• [Task prompt] What lines in the records below contain the string "女士的法则"? Copy every one.

(Data for review)

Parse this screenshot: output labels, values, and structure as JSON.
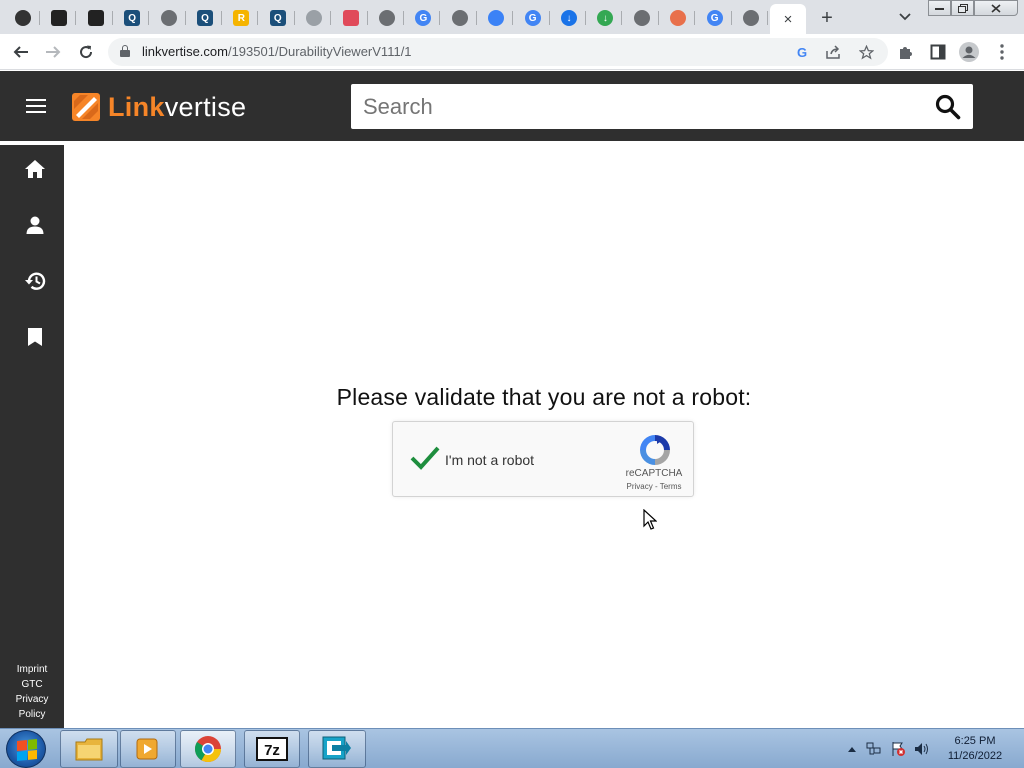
{
  "browser": {
    "url_host": "linkvertise.com",
    "url_path": "/193501/DurabilityViewerV111/1",
    "tab_close_glyph": "×",
    "newtab_glyph": "+",
    "tabs": [
      {
        "icon": "wolf-favicon",
        "color": "#333333",
        "glyph": ""
      },
      {
        "icon": "shield-favicon",
        "color": "#222222",
        "glyph": ""
      },
      {
        "icon": "shield-favicon",
        "color": "#222222",
        "glyph": ""
      },
      {
        "icon": "q-favicon",
        "color": "#1b4f7a",
        "glyph": "Q"
      },
      {
        "icon": "globe-favicon",
        "color": "#6b6e72",
        "glyph": ""
      },
      {
        "icon": "q-favicon",
        "color": "#1b4f7a",
        "glyph": "Q"
      },
      {
        "icon": "rockstar-favicon",
        "color": "#f5b400",
        "glyph": "R"
      },
      {
        "icon": "q-favicon",
        "color": "#1b4f7a",
        "glyph": "Q"
      },
      {
        "icon": "globe-favicon",
        "color": "#9aa0a6",
        "glyph": ""
      },
      {
        "icon": "store-favicon",
        "color": "#e04a5a",
        "glyph": ""
      },
      {
        "icon": "globe-favicon",
        "color": "#6b6e72",
        "glyph": ""
      },
      {
        "icon": "google-favicon",
        "color": "#4285f4",
        "glyph": "G"
      },
      {
        "icon": "globe-favicon",
        "color": "#6b6e72",
        "glyph": ""
      },
      {
        "icon": "hex-favicon",
        "color": "#3b82f6",
        "glyph": ""
      },
      {
        "icon": "google-favicon",
        "color": "#4285f4",
        "glyph": "G"
      },
      {
        "icon": "download-favicon",
        "color": "#1a73e8",
        "glyph": "↓"
      },
      {
        "icon": "download-favicon",
        "color": "#34a853",
        "glyph": "↓"
      },
      {
        "icon": "globe-favicon",
        "color": "#6b6e72",
        "glyph": ""
      },
      {
        "icon": "rainbow-favicon",
        "color": "#e8704b",
        "glyph": ""
      },
      {
        "icon": "google-favicon",
        "color": "#4285f4",
        "glyph": "G"
      },
      {
        "icon": "globe-favicon",
        "color": "#6b6e72",
        "glyph": ""
      }
    ]
  },
  "site": {
    "logo_part1": "Link",
    "logo_part2": "vertise",
    "search_placeholder": "Search",
    "sidebar": [
      "home",
      "profile",
      "history",
      "bookmarks"
    ],
    "footer_links": [
      "Imprint",
      "GTC",
      "Privacy",
      "Policy"
    ]
  },
  "main": {
    "headline": "Please validate that you are not a robot:",
    "captcha_label": "I'm not a robot",
    "captcha_brand": "reCAPTCHA",
    "captcha_links": "Privacy - Terms",
    "captcha_checked": true
  },
  "taskbar": {
    "apps": [
      "explorer",
      "media-player",
      "chrome",
      "7zip",
      "remote-app"
    ],
    "time": "6:25 PM",
    "date": "11/26/2022"
  }
}
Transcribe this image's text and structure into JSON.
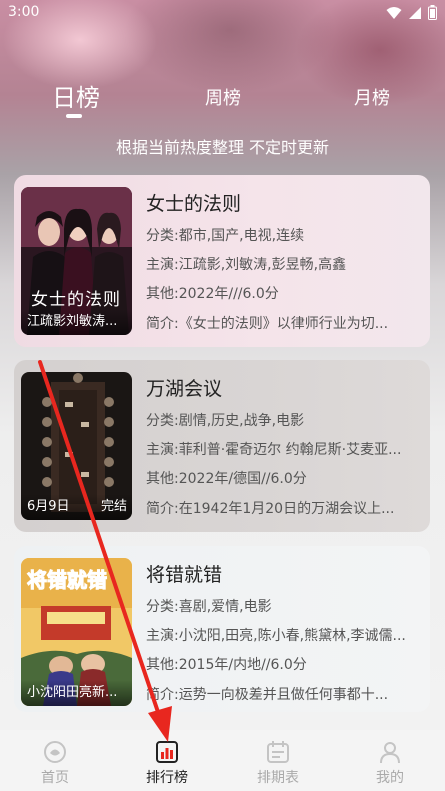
{
  "status_bar": {
    "time": "3:00"
  },
  "tabs": [
    {
      "label": "日榜",
      "active": true
    },
    {
      "label": "周榜",
      "active": false
    },
    {
      "label": "月榜",
      "active": false
    }
  ],
  "subtitle": "根据当前热度整理 不定时更新",
  "movies": [
    {
      "title": "女士的法则",
      "poster_caption": "江疏影刘敏涛...",
      "poster_text": "女士的法则",
      "genre_label": "分类:",
      "genre": "都市,国产,电视,连续",
      "cast_label": "主演:",
      "cast": "江疏影,刘敏涛,彭昱畅,高鑫",
      "other_label": "其他:",
      "other": "2022年///6.0分",
      "intro_label": "简介:",
      "intro": "《女士的法则》以律师行业为切..."
    },
    {
      "title": "万湖会议",
      "poster_caption": "6月9日",
      "poster_badge": "完结",
      "genre_label": "分类:",
      "genre": "剧情,历史,战争,电影",
      "cast_label": "主演:",
      "cast": "菲利普·霍奇迈尔 约翰尼斯·艾麦亚...",
      "other_label": "其他:",
      "other": "2022年/德国//6.0分",
      "intro_label": "简介:",
      "intro": "在1942年1月20日的万湖会议上..."
    },
    {
      "title": "将错就错",
      "poster_caption": "小沈阳田亮新...",
      "poster_text": "将错就错",
      "genre_label": "分类:",
      "genre": "喜剧,爱情,电影",
      "cast_label": "主演:",
      "cast": "小沈阳,田亮,陈小春,熊黛林,李诚儒...",
      "other_label": "其他:",
      "other": "2015年/内地//6.0分",
      "intro_label": "简介:",
      "intro": "运势一向极差并且做任何事都十..."
    }
  ],
  "bottom_nav": [
    {
      "label": "首页",
      "icon": "home-icon",
      "active": false
    },
    {
      "label": "排行榜",
      "icon": "ranking-icon",
      "active": true
    },
    {
      "label": "排期表",
      "icon": "schedule-icon",
      "active": false
    },
    {
      "label": "我的",
      "icon": "profile-icon",
      "active": false
    }
  ],
  "colors": {
    "accent": "#222222",
    "inactive": "#aaaaaa",
    "arrow": "#e8271f"
  }
}
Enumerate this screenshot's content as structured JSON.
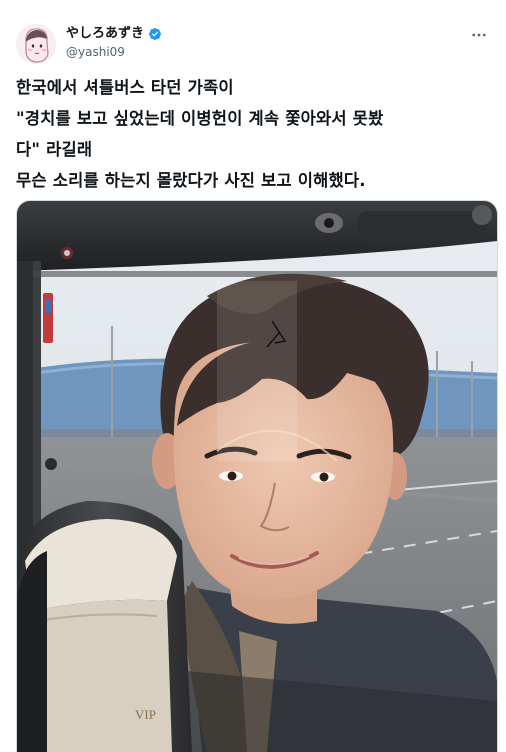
{
  "user": {
    "display_name": "やしろあずき",
    "handle": "@yashi09",
    "verified": true,
    "avatar_icon": "avatar-face-icon"
  },
  "menu_icon": "more-options-icon",
  "tweet": {
    "lines": [
      "한국에서 셔틀버스 타던 가족이",
      "\"경치를 보고 싶었는데  이병헌이 계속 쫓아와서 못봤",
      "다\" 라길래",
      "무슨 소리를 하는지 몰랐다가 사진 보고 이해했다."
    ]
  },
  "photo": {
    "seat_tag_text": "VIP"
  },
  "colors": {
    "verified_blue": "#1d9bf0",
    "text": "#0f1419",
    "secondary": "#536471"
  }
}
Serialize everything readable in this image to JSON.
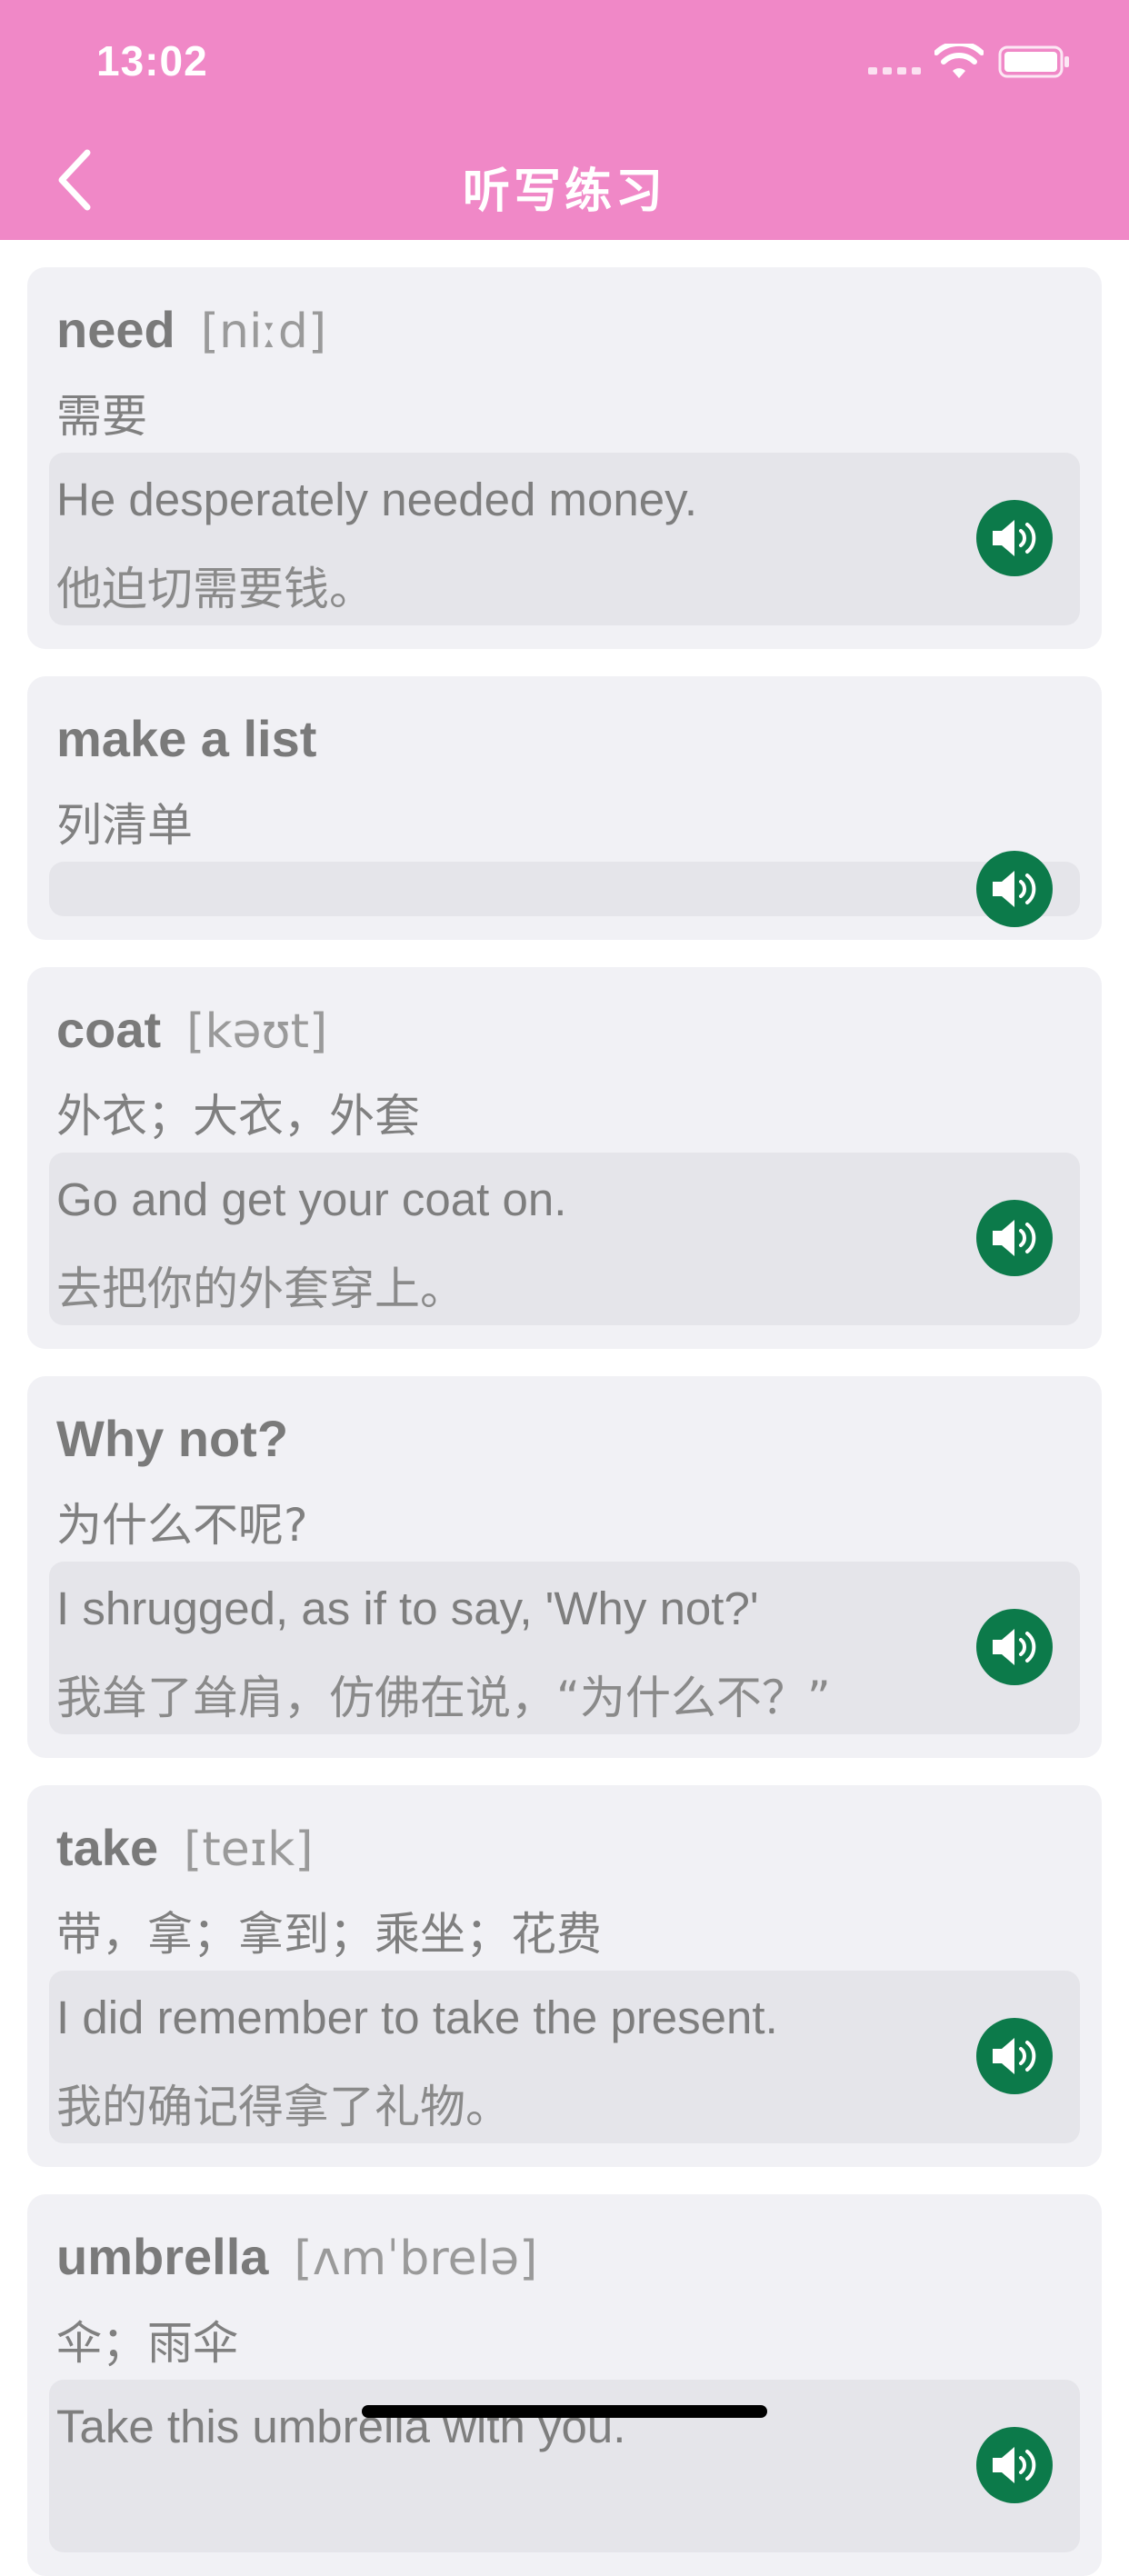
{
  "status_bar": {
    "time": "13:02"
  },
  "nav": {
    "title": "听写练习"
  },
  "colors": {
    "header": "#f088c7",
    "speaker": "#0c7a4a",
    "card": "#f1f1f5",
    "example_bg": "#e5e5ea"
  },
  "words": [
    {
      "word": "need",
      "phonetic": "[niːd]",
      "meaning": "需要",
      "example_en": "He desperately needed money.",
      "example_zh": "他迫切需要钱。"
    },
    {
      "word": "make a list",
      "phonetic": "",
      "meaning": "列清单",
      "example_en": "",
      "example_zh": ""
    },
    {
      "word": "coat",
      "phonetic": "[kəʊt]",
      "meaning": "外衣；大衣，外套",
      "example_en": "Go and get your coat on.",
      "example_zh": "去把你的外套穿上。"
    },
    {
      "word": "Why not?",
      "phonetic": "",
      "meaning": "为什么不呢?",
      "example_en": "I shrugged, as if to say, 'Why not?'",
      "example_zh": "我耸了耸肩，仿佛在说，“为什么不？”"
    },
    {
      "word": "take",
      "phonetic": "[teɪk]",
      "meaning": "带，拿；拿到；乘坐；花费",
      "example_en": "I did remember to take the present.",
      "example_zh": "我的确记得拿了礼物。"
    },
    {
      "word": "umbrella",
      "phonetic": "[ʌmˈbrelə]",
      "meaning": "伞；雨伞",
      "example_en": "Take this umbrella with you.",
      "example_zh": ""
    }
  ]
}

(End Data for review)

• [Solution to this problem]
      "title": "女士的法则",
      "poster_text": "女士的法则",
      "intro": "《女士的法则》以律师行业为切..."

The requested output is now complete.